▸ **Task brief**
Would you output the following records verbatim and skip the images in them?

▸ **Given data**
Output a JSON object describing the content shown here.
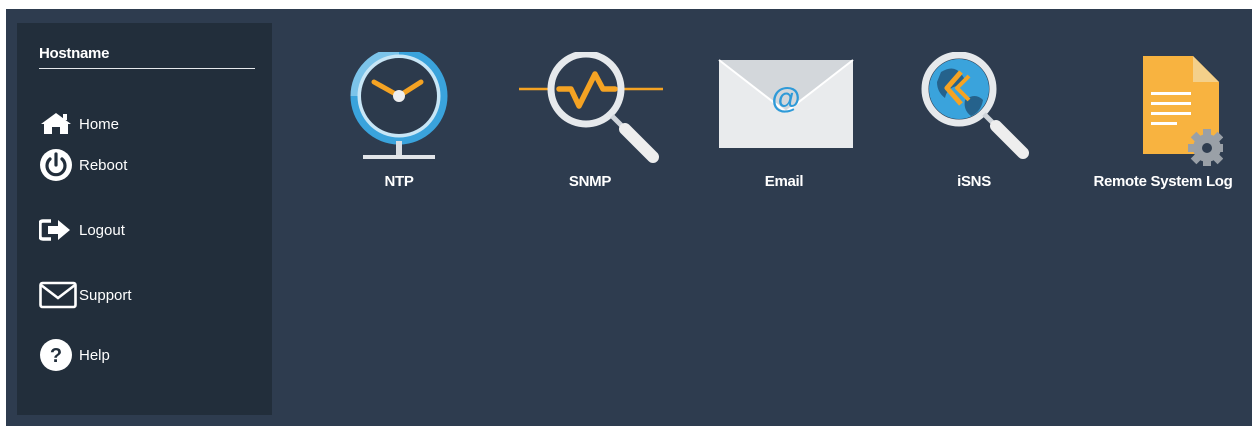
{
  "sidebar": {
    "title": "Hostname",
    "items": [
      {
        "label": "Home",
        "icon": "home-icon"
      },
      {
        "label": "Reboot",
        "icon": "power-icon"
      },
      {
        "label": "Logout",
        "icon": "logout-icon"
      },
      {
        "label": "Support",
        "icon": "envelope-icon"
      },
      {
        "label": "Help",
        "icon": "question-icon"
      }
    ]
  },
  "services": [
    {
      "label": "NTP",
      "icon": "ntp-clock-icon"
    },
    {
      "label": "SNMP",
      "icon": "snmp-magnifier-icon"
    },
    {
      "label": "Email",
      "icon": "email-envelope-icon"
    },
    {
      "label": "iSNS",
      "icon": "isns-globe-magnifier-icon"
    },
    {
      "label": "Remote System Log",
      "icon": "remote-log-document-icon"
    }
  ],
  "colors": {
    "background": "#2e3c4f",
    "sidebar": "#222e3b",
    "accent_blue": "#3aa3dc",
    "accent_orange": "#f5a323",
    "text": "#ffffff"
  }
}
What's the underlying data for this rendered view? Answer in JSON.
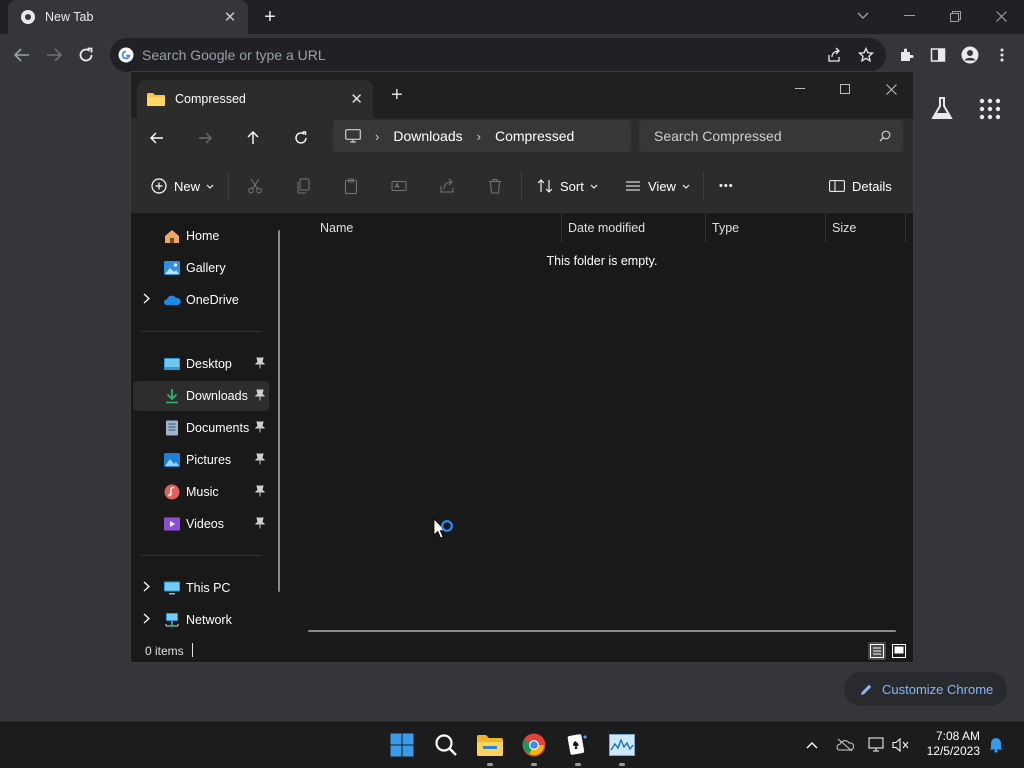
{
  "chrome": {
    "tab_title": "New Tab",
    "omnibox_placeholder": "Search Google or type a URL",
    "customize_label": "Customize Chrome"
  },
  "explorer": {
    "tab_title": "Compressed",
    "breadcrumb": [
      "Downloads",
      "Compressed"
    ],
    "search_placeholder": "Search Compressed",
    "commands": {
      "new": "New",
      "sort": "Sort",
      "view": "View",
      "more": "•••",
      "details": "Details"
    },
    "nav": {
      "home": "Home",
      "gallery": "Gallery",
      "onedrive": "OneDrive",
      "desktop": "Desktop",
      "downloads": "Downloads",
      "documents": "Documents",
      "pictures": "Pictures",
      "music": "Music",
      "videos": "Videos",
      "thispc": "This PC",
      "network": "Network"
    },
    "columns": [
      "Name",
      "Date modified",
      "Type",
      "Size"
    ],
    "empty_message": "This folder is empty.",
    "status": "0 items"
  },
  "taskbar": {
    "time": "7:08 AM",
    "date": "12/5/2023"
  },
  "colors": {
    "chrome_bg": "#35363a",
    "explorer_bg": "#191919",
    "accent_blue": "#8ab4f8",
    "windows_blue": "#0078d4"
  }
}
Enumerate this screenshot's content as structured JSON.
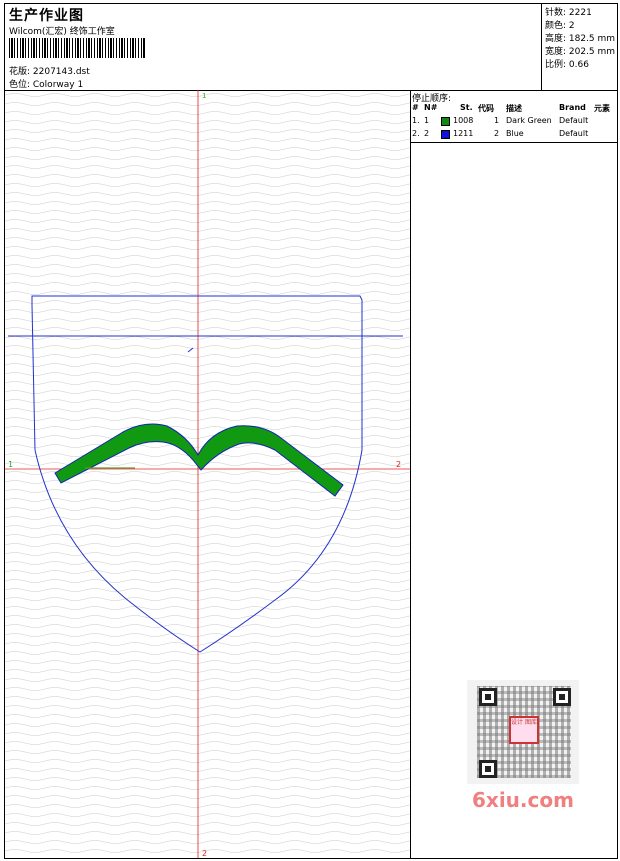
{
  "header": {
    "title": "生产作业图",
    "subtitle": "Wilcom(汇宏) 终饰工作室",
    "design_label": "花版: 2207143.dst",
    "colorway_label": "色位: Colorway 1"
  },
  "stats": {
    "stitches": "针数: 2221",
    "colors": "颜色: 2",
    "height": "高度: 182.5 mm",
    "width": "宽度: 202.5 mm",
    "scale": "比例: 0.66"
  },
  "canvas": {
    "axis_top": "1",
    "axis_bottom": "2",
    "axis_left": "1",
    "axis_right": "2"
  },
  "stop_sequence": {
    "title": "停止顺序:",
    "headers": [
      "#",
      "N#",
      "St.",
      "代码",
      "描述",
      "Brand",
      "元素"
    ],
    "rows": [
      {
        "num": "1.",
        "n": "1",
        "color": "#118811",
        "st": "1008",
        "code": "1",
        "desc": "Dark Green",
        "brand": "Default"
      },
      {
        "num": "2.",
        "n": "2",
        "color": "#1111dd",
        "st": "1211",
        "code": "2",
        "desc": "Blue",
        "brand": "Default"
      }
    ]
  },
  "watermark": {
    "text": "6xiu.com",
    "qr_badge": "设计 图库"
  },
  "colors": {
    "outline": "#2233cc",
    "fill": "#119911",
    "crosshair": "#e02020"
  }
}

▸ **Expected answer**
Output a JSON object describing the content shown here.
{
  "sidebar": {
    "title": "Hostname",
    "items": [
      {
        "label": "Home",
        "icon": "home-icon"
      },
      {
        "label": "Reboot",
        "icon": "power-icon"
      },
      {
        "label": "Logout",
        "icon": "logout-icon"
      },
      {
        "label": "Support",
        "icon": "envelope-icon"
      },
      {
        "label": "Help",
        "icon": "question-icon"
      }
    ]
  },
  "services": [
    {
      "label": "NTP",
      "icon": "ntp-clock-icon"
    },
    {
      "label": "SNMP",
      "icon": "snmp-magnifier-icon"
    },
    {
      "label": "Email",
      "icon": "email-envelope-icon"
    },
    {
      "label": "iSNS",
      "icon": "isns-globe-magnifier-icon"
    },
    {
      "label": "Remote System Log",
      "icon": "remote-log-document-icon"
    }
  ],
  "colors": {
    "background": "#2e3c4f",
    "sidebar": "#222e3b",
    "accent_blue": "#3aa3dc",
    "accent_orange": "#f5a323",
    "text": "#ffffff"
  }
}
What's the underlying data for this rendered view? Answer in JSON.
{
  "chrome": {
    "tab_title": "New Tab",
    "omnibox_placeholder": "Search Google or type a URL",
    "customize_label": "Customize Chrome"
  },
  "explorer": {
    "tab_title": "Compressed",
    "breadcrumb": [
      "Downloads",
      "Compressed"
    ],
    "search_placeholder": "Search Compressed",
    "commands": {
      "new": "New",
      "sort": "Sort",
      "view": "View",
      "more": "•••",
      "details": "Details"
    },
    "nav": {
      "home": "Home",
      "gallery": "Gallery",
      "onedrive": "OneDrive",
      "desktop": "Desktop",
      "downloads": "Downloads",
      "documents": "Documents",
      "pictures": "Pictures",
      "music": "Music",
      "videos": "Videos",
      "thispc": "This PC",
      "network": "Network"
    },
    "columns": [
      "Name",
      "Date modified",
      "Type",
      "Size"
    ],
    "empty_message": "This folder is empty.",
    "status": "0 items"
  },
  "taskbar": {
    "time": "7:08 AM",
    "date": "12/5/2023"
  },
  "colors": {
    "chrome_bg": "#35363a",
    "explorer_bg": "#191919",
    "accent_blue": "#8ab4f8",
    "windows_blue": "#0078d4"
  }
}
Enumerate this screenshot's content as structured JSON.
{
  "header": {
    "title": "生产作业图",
    "subtitle": "Wilcom(汇宏) 终饰工作室",
    "design_label": "花版: 2207143.dst",
    "colorway_label": "色位: Colorway 1"
  },
  "stats": {
    "stitches": "针数: 2221",
    "colors": "颜色: 2",
    "height": "高度: 182.5 mm",
    "width": "宽度: 202.5 mm",
    "scale": "比例: 0.66"
  },
  "canvas": {
    "axis_top": "1",
    "axis_bottom": "2",
    "axis_left": "1",
    "axis_right": "2"
  },
  "stop_sequence": {
    "title": "停止顺序:",
    "headers": [
      "#",
      "N#",
      "St.",
      "代码",
      "描述",
      "Brand",
      "元素"
    ],
    "rows": [
      {
        "num": "1.",
        "n": "1",
        "color": "#118811",
        "st": "1008",
        "code": "1",
        "desc": "Dark Green",
        "brand": "Default"
      },
      {
        "num": "2.",
        "n": "2",
        "color": "#1111dd",
        "st": "1211",
        "code": "2",
        "desc": "Blue",
        "brand": "Default"
      }
    ]
  },
  "watermark": {
    "text": "6xiu.com",
    "qr_badge": "设计 图库"
  },
  "colors": {
    "outline": "#2233cc",
    "fill": "#119911",
    "crosshair": "#e02020"
  }
}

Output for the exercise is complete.